**Required action:** Write down every entry once more, exactly as it reads.

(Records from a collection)
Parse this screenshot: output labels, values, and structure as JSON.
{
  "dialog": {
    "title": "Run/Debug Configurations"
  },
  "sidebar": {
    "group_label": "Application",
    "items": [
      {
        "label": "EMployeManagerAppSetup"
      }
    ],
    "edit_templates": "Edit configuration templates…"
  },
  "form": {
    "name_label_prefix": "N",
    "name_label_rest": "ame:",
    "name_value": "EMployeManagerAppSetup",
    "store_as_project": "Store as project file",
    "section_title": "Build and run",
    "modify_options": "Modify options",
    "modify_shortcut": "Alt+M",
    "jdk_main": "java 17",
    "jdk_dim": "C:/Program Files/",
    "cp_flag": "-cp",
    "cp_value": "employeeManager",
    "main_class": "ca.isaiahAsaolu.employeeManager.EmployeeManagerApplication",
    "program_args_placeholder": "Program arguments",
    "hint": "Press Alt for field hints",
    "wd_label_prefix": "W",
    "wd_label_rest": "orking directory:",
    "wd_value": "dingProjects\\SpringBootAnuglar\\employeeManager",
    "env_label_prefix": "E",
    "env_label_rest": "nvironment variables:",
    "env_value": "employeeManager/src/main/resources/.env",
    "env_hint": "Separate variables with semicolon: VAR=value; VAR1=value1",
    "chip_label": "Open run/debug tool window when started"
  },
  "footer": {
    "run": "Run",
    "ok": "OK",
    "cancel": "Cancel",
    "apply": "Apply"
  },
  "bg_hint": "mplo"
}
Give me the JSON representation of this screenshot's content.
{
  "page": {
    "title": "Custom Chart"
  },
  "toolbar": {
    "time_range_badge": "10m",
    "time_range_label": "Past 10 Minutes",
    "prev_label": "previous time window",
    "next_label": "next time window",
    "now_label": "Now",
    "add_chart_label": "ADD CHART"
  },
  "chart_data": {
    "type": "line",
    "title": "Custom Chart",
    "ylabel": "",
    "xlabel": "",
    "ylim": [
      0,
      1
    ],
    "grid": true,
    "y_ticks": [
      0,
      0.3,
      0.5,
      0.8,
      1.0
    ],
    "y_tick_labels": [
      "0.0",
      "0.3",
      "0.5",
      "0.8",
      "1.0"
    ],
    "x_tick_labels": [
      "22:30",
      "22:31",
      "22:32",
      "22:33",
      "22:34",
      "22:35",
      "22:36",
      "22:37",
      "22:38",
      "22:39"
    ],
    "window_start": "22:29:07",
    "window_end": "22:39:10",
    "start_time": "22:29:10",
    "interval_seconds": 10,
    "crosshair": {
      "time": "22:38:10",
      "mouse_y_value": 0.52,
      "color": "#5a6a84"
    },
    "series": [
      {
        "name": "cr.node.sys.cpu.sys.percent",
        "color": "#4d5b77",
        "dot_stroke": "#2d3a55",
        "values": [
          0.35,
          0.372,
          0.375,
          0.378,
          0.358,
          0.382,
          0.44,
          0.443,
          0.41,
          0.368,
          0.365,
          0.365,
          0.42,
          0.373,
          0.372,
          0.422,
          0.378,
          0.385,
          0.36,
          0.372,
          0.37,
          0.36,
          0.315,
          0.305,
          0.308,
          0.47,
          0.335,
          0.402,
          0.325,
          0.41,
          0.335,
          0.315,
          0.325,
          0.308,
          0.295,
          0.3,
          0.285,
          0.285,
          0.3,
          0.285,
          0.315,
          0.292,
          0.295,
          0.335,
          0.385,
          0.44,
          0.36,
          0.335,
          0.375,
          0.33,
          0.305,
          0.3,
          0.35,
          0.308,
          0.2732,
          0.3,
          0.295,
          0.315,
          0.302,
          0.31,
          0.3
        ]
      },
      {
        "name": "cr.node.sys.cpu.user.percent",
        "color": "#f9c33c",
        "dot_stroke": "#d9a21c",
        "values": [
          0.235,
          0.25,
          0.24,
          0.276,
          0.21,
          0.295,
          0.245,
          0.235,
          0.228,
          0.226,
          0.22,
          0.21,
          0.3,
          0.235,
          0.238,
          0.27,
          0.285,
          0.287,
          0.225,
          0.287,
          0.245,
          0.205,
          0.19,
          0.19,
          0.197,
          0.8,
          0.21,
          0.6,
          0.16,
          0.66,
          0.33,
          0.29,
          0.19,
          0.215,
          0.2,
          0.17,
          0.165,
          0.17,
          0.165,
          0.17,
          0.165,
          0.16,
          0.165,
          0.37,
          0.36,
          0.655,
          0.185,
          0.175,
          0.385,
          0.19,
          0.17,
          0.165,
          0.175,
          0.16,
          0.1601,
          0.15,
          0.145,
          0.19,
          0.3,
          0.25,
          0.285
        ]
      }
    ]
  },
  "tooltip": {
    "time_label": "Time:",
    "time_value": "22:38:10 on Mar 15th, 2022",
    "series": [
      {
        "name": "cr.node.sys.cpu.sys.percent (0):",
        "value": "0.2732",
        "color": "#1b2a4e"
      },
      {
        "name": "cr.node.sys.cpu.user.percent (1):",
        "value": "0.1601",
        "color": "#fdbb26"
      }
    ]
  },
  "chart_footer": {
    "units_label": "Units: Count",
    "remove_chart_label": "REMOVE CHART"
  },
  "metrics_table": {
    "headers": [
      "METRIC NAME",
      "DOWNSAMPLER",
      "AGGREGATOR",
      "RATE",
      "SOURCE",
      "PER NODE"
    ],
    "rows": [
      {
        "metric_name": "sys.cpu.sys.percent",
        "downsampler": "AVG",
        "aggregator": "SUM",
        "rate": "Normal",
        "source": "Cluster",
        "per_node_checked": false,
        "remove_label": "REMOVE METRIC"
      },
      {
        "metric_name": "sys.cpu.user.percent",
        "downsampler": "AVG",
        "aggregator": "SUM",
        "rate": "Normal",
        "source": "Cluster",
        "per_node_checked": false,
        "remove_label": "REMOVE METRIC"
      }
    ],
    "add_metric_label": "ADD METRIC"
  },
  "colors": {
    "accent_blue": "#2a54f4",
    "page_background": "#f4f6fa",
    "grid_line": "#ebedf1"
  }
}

**Reply:**
Parse this screenshot: output labels, values, and structure as JSON.
{
  "dialog": {
    "title": "Run/Debug Configurations"
  },
  "sidebar": {
    "group_label": "Application",
    "items": [
      {
        "label": "EMployeManagerAppSetup"
      }
    ],
    "edit_templates": "Edit configuration templates…"
  },
  "form": {
    "name_label_prefix": "N",
    "name_label_rest": "ame:",
    "name_value": "EMployeManagerAppSetup",
    "store_as_project": "Store as project file",
    "section_title": "Build and run",
    "modify_options": "Modify options",
    "modify_shortcut": "Alt+M",
    "jdk_main": "java 17",
    "jdk_dim": "C:/Program Files/",
    "cp_flag": "-cp",
    "cp_value": "employeeManager",
    "main_class": "ca.isaiahAsaolu.employeeManager.EmployeeManagerApplication",
    "program_args_placeholder": "Program arguments",
    "hint": "Press Alt for field hints",
    "wd_label_prefix": "W",
    "wd_label_rest": "orking directory:",
    "wd_value": "dingProjects\\SpringBootAnuglar\\employeeManager",
    "env_label_prefix": "E",
    "env_label_rest": "nvironment variables:",
    "env_value": "employeeManager/src/main/resources/.env",
    "env_hint": "Separate variables with semicolon: VAR=value; VAR1=value1",
    "chip_label": "Open run/debug tool window when started"
  },
  "footer": {
    "run": "Run",
    "ok": "OK",
    "cancel": "Cancel",
    "apply": "Apply"
  },
  "bg_hint": "mplo"
}
Give me the JSON representation of this screenshot's content.
{
  "page": {
    "title": "Custom Chart"
  },
  "toolbar": {
    "time_range_badge": "10m",
    "time_range_label": "Past 10 Minutes",
    "prev_label": "previous time window",
    "next_label": "next time window",
    "now_label": "Now",
    "add_chart_label": "ADD CHART"
  },
  "chart_data": {
    "type": "line",
    "title": "Custom Chart",
    "ylabel": "",
    "xlabel": "",
    "ylim": [
      0,
      1
    ],
    "grid": true,
    "y_ticks": [
      0,
      0.3,
      0.5,
      0.8,
      1.0
    ],
    "y_tick_labels": [
      "0.0",
      "0.3",
      "0.5",
      "0.8",
      "1.0"
    ],
    "x_tick_labels": [
      "22:30",
      "22:31",
      "22:32",
      "22:33",
      "22:34",
      "22:35",
      "22:36",
      "22:37",
      "22:38",
      "22:39"
    ],
    "window_start": "22:29:07",
    "window_end": "22:39:10",
    "start_time": "22:29:10",
    "interval_seconds": 10,
    "crosshair": {
      "time": "22:38:10",
      "mouse_y_value": 0.52,
      "color": "#5a6a84"
    },
    "series": [
      {
        "name": "cr.node.sys.cpu.sys.percent",
        "color": "#4d5b77",
        "dot_stroke": "#2d3a55",
        "values": [
          0.35,
          0.372,
          0.375,
          0.378,
          0.358,
          0.382,
          0.44,
          0.443,
          0.41,
          0.368,
          0.365,
          0.365,
          0.42,
          0.373,
          0.372,
          0.422,
          0.378,
          0.385,
          0.36,
          0.372,
          0.37,
          0.36,
          0.315,
          0.305,
          0.308,
          0.47,
          0.335,
          0.402,
          0.325,
          0.41,
          0.335,
          0.315,
          0.325,
          0.308,
          0.295,
          0.3,
          0.285,
          0.285,
          0.3,
          0.285,
          0.315,
          0.292,
          0.295,
          0.335,
          0.385,
          0.44,
          0.36,
          0.335,
          0.375,
          0.33,
          0.305,
          0.3,
          0.35,
          0.308,
          0.2732,
          0.3,
          0.295,
          0.315,
          0.302,
          0.31,
          0.3
        ]
      },
      {
        "name": "cr.node.sys.cpu.user.percent",
        "color": "#f9c33c",
        "dot_stroke": "#d9a21c",
        "values": [
          0.235,
          0.25,
          0.24,
          0.276,
          0.21,
          0.295,
          0.245,
          0.235,
          0.228,
          0.226,
          0.22,
          0.21,
          0.3,
          0.235,
          0.238,
          0.27,
          0.285,
          0.287,
          0.225,
          0.287,
          0.245,
          0.205,
          0.19,
          0.19,
          0.197,
          0.8,
          0.21,
          0.6,
          0.16,
          0.66,
          0.33,
          0.29,
          0.19,
          0.215,
          0.2,
          0.17,
          0.165,
          0.17,
          0.165,
          0.17,
          0.165,
          0.16,
          0.165,
          0.37,
          0.36,
          0.655,
          0.185,
          0.175,
          0.385,
          0.19,
          0.17,
          0.165,
          0.175,
          0.16,
          0.1601,
          0.15,
          0.145,
          0.19,
          0.3,
          0.25,
          0.285
        ]
      }
    ]
  },
  "tooltip": {
    "time_label": "Time:",
    "time_value": "22:38:10 on Mar 15th, 2022",
    "series": [
      {
        "name": "cr.node.sys.cpu.sys.percent (0):",
        "value": "0.2732",
        "color": "#1b2a4e"
      },
      {
        "name": "cr.node.sys.cpu.user.percent (1):",
        "value": "0.1601",
        "color": "#fdbb26"
      }
    ]
  },
  "chart_footer": {
    "units_label": "Units: Count",
    "remove_chart_label": "REMOVE CHART"
  },
  "metrics_table": {
    "headers": [
      "METRIC NAME",
      "DOWNSAMPLER",
      "AGGREGATOR",
      "RATE",
      "SOURCE",
      "PER NODE"
    ],
    "rows": [
      {
        "metric_name": "sys.cpu.sys.percent",
        "downsampler": "AVG",
        "aggregator": "SUM",
        "rate": "Normal",
        "source": "Cluster",
        "per_node_checked": false,
        "remove_label": "REMOVE METRIC"
      },
      {
        "metric_name": "sys.cpu.user.percent",
        "downsampler": "AVG",
        "aggregator": "SUM",
        "rate": "Normal",
        "source": "Cluster",
        "per_node_checked": false,
        "remove_label": "REMOVE METRIC"
      }
    ],
    "add_metric_label": "ADD METRIC"
  },
  "colors": {
    "accent_blue": "#2a54f4",
    "page_background": "#f4f6fa",
    "grid_line": "#ebedf1"
  }
}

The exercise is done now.